Each utility must decide whether to pass the increase on to customers. PECO Energy has asked the Pennsylvania PUC to allow it to exceed its present rate cap, but other utilities are undecided as to whether to pass on the increase.
Capacity Solicitations. In a preliminary resource plan filed at the state PUC on Nov. 15, Public Service Co. of Colorado forecasted a need for an additional 1,031 MW of electricity between 2002 and 2004 (214 MW in 2002, 392 MW in 2003 and 425 MW in 2004). It said it would meet those needs by asking for outside competitive bids.
"We hope to attract as many outside wholesale electricity suppliers as we can, to submit bids to provide us with the 1,031 MW needed to serve the growing needs of our market, both before and after customer choice begins," said Fred Stoffel, PSCC's managing director of regulatory administration. "By 2006, Public Service and its affiliates would own less than 50 percent of the power supply that is available to serve our markets." It presently generates about two-thirds of its electric needs and buys the other one-third.
The utility's parent company, New Century Energies, and its proposed merger partner, Northern States Power, agreed to refrain from bidding, and all related subsidiaries will not bid. The proposal also calls for the utility to invest in more wind generation and more demand-side management measures. The utility plans on entering into 10-year supply contracts.

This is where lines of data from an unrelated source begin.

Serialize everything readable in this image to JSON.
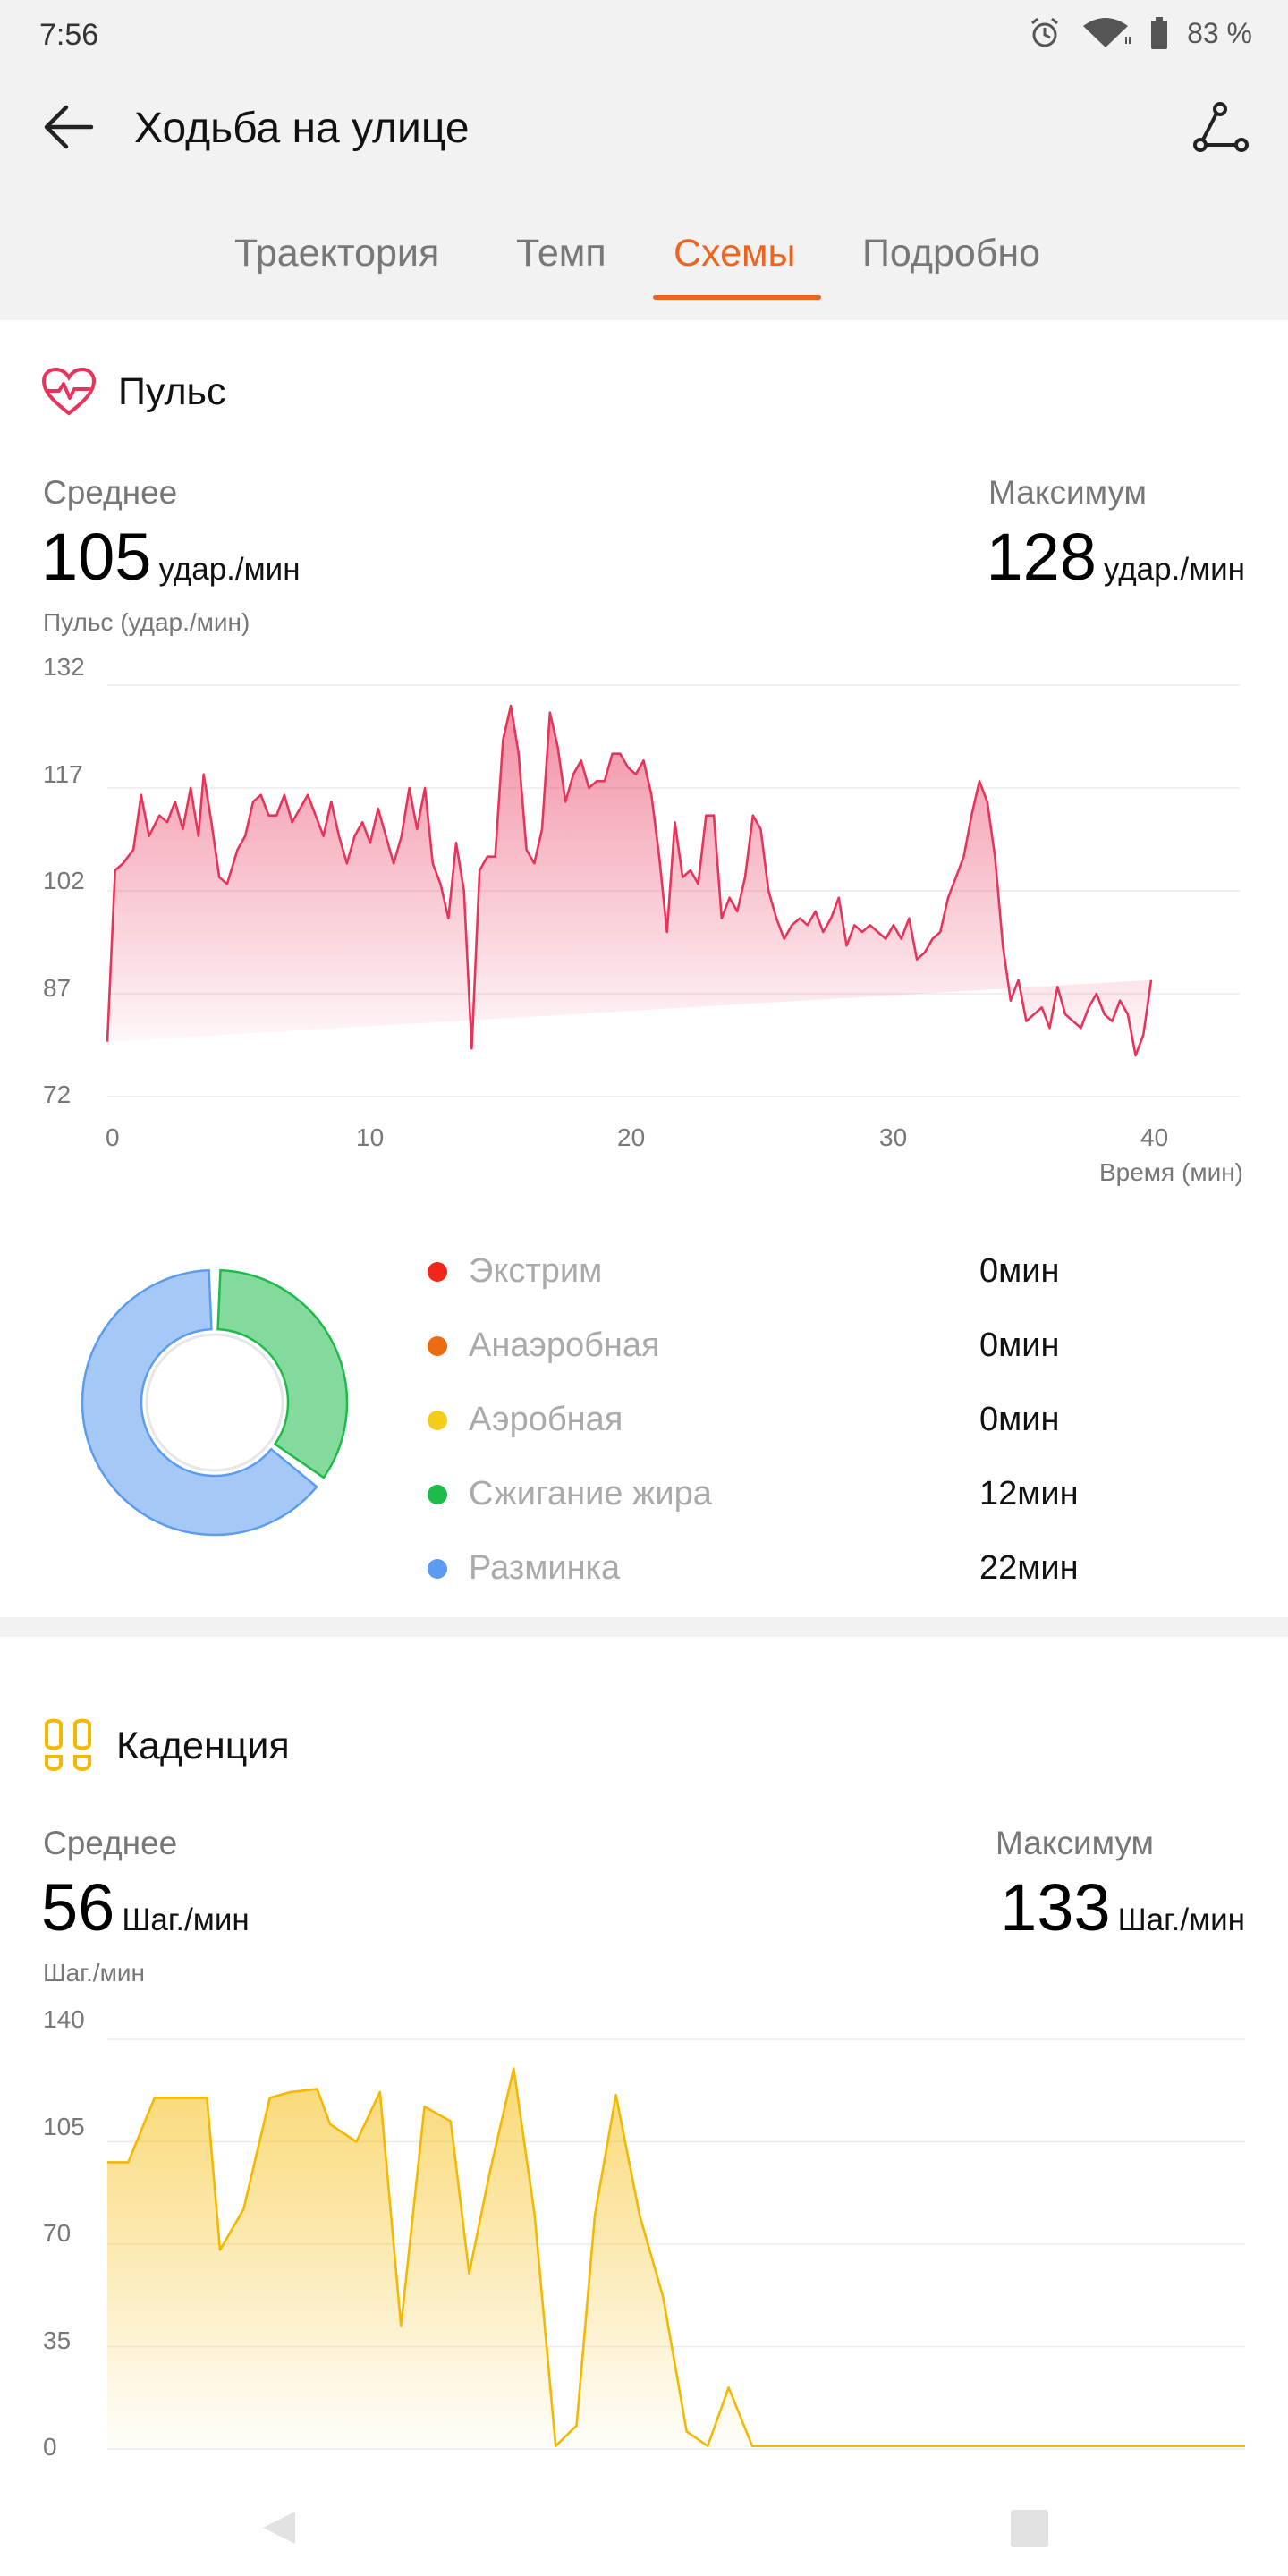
{
  "status": {
    "time": "7:56",
    "battery": "83 %"
  },
  "header": {
    "title": "Ходьба на улице"
  },
  "tabs": [
    {
      "label": "Траектория"
    },
    {
      "label": "Темп"
    },
    {
      "label": "Схемы"
    },
    {
      "label": "Подробно"
    }
  ],
  "active_tab": "Схемы",
  "colors": {
    "accent": "#f0631c",
    "pulse": "#e8345a",
    "cadence": "#f5b800",
    "fat_burn": "#1dbb4a",
    "warmup": "#5b9bf0"
  },
  "pulse": {
    "title": "Пульс",
    "avg_label": "Среднее",
    "avg_value": "105",
    "avg_unit": "удар./мин",
    "max_label": "Максимум",
    "max_value": "128",
    "max_unit": "удар./мин",
    "axis_title": "Пульс (удар./мин)",
    "y_ticks": [
      "132",
      "117",
      "102",
      "87",
      "72"
    ],
    "x_ticks": [
      "0",
      "10",
      "20",
      "30",
      "40"
    ],
    "x_label": "Время (мин)"
  },
  "zones": [
    {
      "label": "Экстрим",
      "value": "0мин",
      "color": "#f3261a"
    },
    {
      "label": "Анаэробная",
      "value": "0мин",
      "color": "#ee6a10"
    },
    {
      "label": "Аэробная",
      "value": "0мин",
      "color": "#f6cc1b"
    },
    {
      "label": "Сжигание жира",
      "value": "12мин",
      "color": "#1dbb4a"
    },
    {
      "label": "Разминка",
      "value": "22мин",
      "color": "#5b9bf0"
    }
  ],
  "cadence": {
    "title": "Каденция",
    "avg_label": "Среднее",
    "avg_value": "56",
    "avg_unit": "Шаг./мин",
    "max_label": "Максимум",
    "max_value": "133",
    "max_unit": "Шаг./мин",
    "axis_title": "Шаг./мин",
    "y_ticks": [
      "140",
      "105",
      "70",
      "35",
      "0"
    ]
  },
  "chart_data": [
    {
      "type": "area",
      "title": "",
      "ylabel": "Пульс (удар./мин)",
      "xlabel": "Время (мин)",
      "xlim": [
        0,
        43.5
      ],
      "ylim": [
        72,
        132
      ],
      "x": [
        0,
        0.3,
        0.6,
        1,
        1.3,
        1.6,
        2,
        2.3,
        2.6,
        2.9,
        3.2,
        3.5,
        3.7,
        4,
        4.3,
        4.6,
        5,
        5.3,
        5.6,
        5.9,
        6.2,
        6.5,
        6.8,
        7.1,
        7.4,
        7.7,
        8,
        8.3,
        8.6,
        8.9,
        9.2,
        9.5,
        9.8,
        10.1,
        10.4,
        10.7,
        11,
        11.3,
        11.6,
        11.9,
        12.2,
        12.5,
        12.8,
        13.1,
        13.4,
        13.7,
        14,
        14.3,
        14.6,
        14.9,
        15.2,
        15.5,
        15.8,
        16.1,
        16.4,
        16.7,
        17,
        17.3,
        17.6,
        17.9,
        18.2,
        18.5,
        18.8,
        19.1,
        19.4,
        19.7,
        20,
        20.3,
        20.6,
        20.9,
        21.2,
        21.5,
        21.8,
        22.1,
        22.4,
        22.7,
        23,
        23.3,
        23.6,
        23.9,
        24.2,
        24.5,
        24.8,
        25.1,
        25.4,
        25.7,
        26,
        26.3,
        26.6,
        26.9,
        27.2,
        27.5,
        27.8,
        28.1,
        28.4,
        28.7,
        29,
        29.3,
        29.6,
        29.9,
        30.2,
        30.5,
        30.8,
        31.1,
        31.4,
        31.7,
        32,
        32.3,
        32.6,
        32.9,
        33.2,
        33.5,
        33.8,
        34.1,
        34.4,
        34.7,
        35,
        35.3,
        35.6,
        35.9,
        36.2,
        36.5,
        36.8,
        37.1,
        37.4,
        37.7,
        38,
        38.3,
        38.6,
        38.9,
        39.2,
        39.5,
        39.8,
        40.1,
        40.4,
        40.7,
        41,
        41.3,
        41.6,
        41.9,
        42.2,
        42.5,
        42.8,
        43.1,
        43.4
      ],
      "values": [
        80,
        105,
        106,
        108,
        116,
        110,
        113,
        112,
        115,
        111,
        117,
        110,
        119,
        112,
        104,
        103,
        108,
        110,
        115,
        116,
        113,
        113,
        116,
        112,
        114,
        116,
        113,
        110,
        115,
        110,
        106,
        110,
        112,
        109,
        114,
        110,
        106,
        110,
        117,
        111,
        117,
        106,
        103,
        98,
        109,
        102,
        79,
        105,
        107,
        107,
        124,
        129,
        122,
        108,
        106,
        111,
        128,
        123,
        115,
        119,
        121,
        117,
        118,
        118,
        122,
        122,
        120,
        119,
        121,
        116,
        107,
        96,
        112,
        104,
        105,
        103,
        113,
        113,
        98,
        101,
        99,
        104,
        113,
        111,
        102,
        98,
        95,
        97,
        98,
        97,
        99,
        96,
        98,
        101,
        94,
        97,
        96,
        97,
        96,
        95,
        97,
        95,
        98,
        92,
        93,
        95,
        96,
        101,
        104,
        107,
        113,
        118,
        115,
        107,
        94,
        86,
        89,
        83,
        84,
        85,
        82,
        88,
        84,
        83,
        82,
        85,
        87,
        84,
        83,
        86,
        84,
        78,
        81,
        89
      ]
    },
    {
      "type": "area",
      "title": "",
      "ylabel": "Шаг./мин",
      "ylim": [
        0,
        140
      ],
      "x": [
        0,
        0.8,
        1.8,
        2.8,
        3.8,
        4.3,
        5.2,
        6.2,
        7,
        8,
        8.5,
        9.5,
        10.4,
        11.2,
        12.1,
        13.1,
        13.8,
        14.6,
        15.5,
        16.3,
        17.1,
        17.9,
        18.6,
        19.4,
        20.3,
        21.2,
        22.1,
        22.9,
        23.7,
        24.6,
        25.4,
        26.2,
        27.1,
        28,
        29,
        30,
        31,
        32,
        33,
        34,
        35,
        36,
        37,
        38,
        39,
        40,
        41,
        42,
        43,
        43.4
      ],
      "values": [
        98,
        98,
        120,
        120,
        120,
        68,
        82,
        120,
        122,
        123,
        111,
        105,
        122,
        42,
        117,
        112,
        60,
        95,
        130,
        80,
        1,
        8,
        80,
        121,
        80,
        52,
        6,
        1,
        21,
        1,
        1,
        1,
        1,
        1,
        1,
        1,
        1,
        1,
        1,
        1,
        1,
        1,
        1,
        1,
        1,
        1,
        1,
        1,
        1,
        1
      ]
    },
    {
      "type": "pie",
      "title": "",
      "categories": [
        "Сжигание жира",
        "Разминка"
      ],
      "values": [
        12,
        22
      ]
    }
  ]
}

Overseas Sales. A subsidiary of AES Corp. has completed the acquisition of the 3,960 MW, coal-fired Drax power station in Yorkshire, England, from National Power for